Report how many lines below contain the word "Metal", giving the number and no other words.

------ Task material

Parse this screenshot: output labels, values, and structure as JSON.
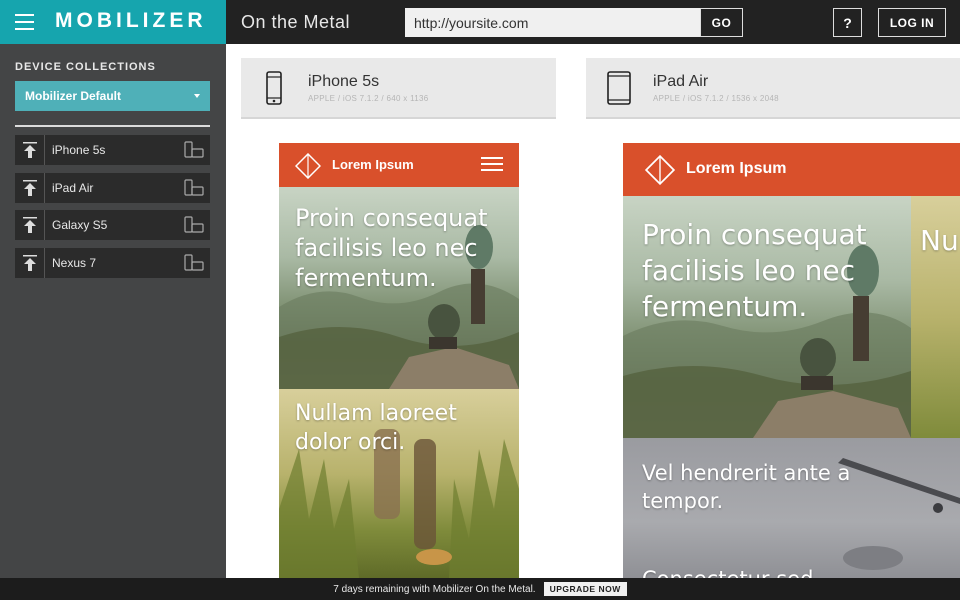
{
  "app": {
    "logo": "MOBILIZER",
    "page_title": "On the Metal"
  },
  "url_bar": {
    "value": "http://yoursite.com",
    "go_label": "GO"
  },
  "header_actions": {
    "help_label": "?",
    "login_label": "LOG IN"
  },
  "sidebar": {
    "heading": "DEVICE COLLECTIONS",
    "selected_collection": "Mobilizer Default",
    "devices": [
      {
        "name": "iPhone 5s"
      },
      {
        "name": "iPad Air"
      },
      {
        "name": "Galaxy S5"
      },
      {
        "name": "Nexus 7"
      }
    ]
  },
  "panels": [
    {
      "device_name": "iPhone 5s",
      "device_spec": "APPLE / iOS 7.1.2 / 640 x 1136",
      "icon": "phone-icon",
      "site_title": "Lorem Ipsum",
      "hero_text": "Proin consequat facilisis leo nec fermentum.",
      "second_text": "Nullam laoreet dolor orci."
    },
    {
      "device_name": "iPad Air",
      "device_spec": "APPLE / iOS 7.1.2 / 1536 x 2048",
      "icon": "tablet-icon",
      "site_title": "Lorem Ipsum",
      "hero_text": "Proin consequat facilisis leo nec fermentum.",
      "side_text": "Nu do",
      "second_text": "Vel hendrerit ante a tempor.",
      "third_text": "Consectetur sed"
    }
  ],
  "footer": {
    "message": "7 days remaining with Mobilizer On the Metal.",
    "upgrade_label": "UPGRADE NOW"
  },
  "colors": {
    "brand": "#16a5ae",
    "topbar": "#222222",
    "sidebar": "#444546",
    "accent_select": "#4fb0b8",
    "site_header": "#d9502b"
  }
}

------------

## Exercise result
2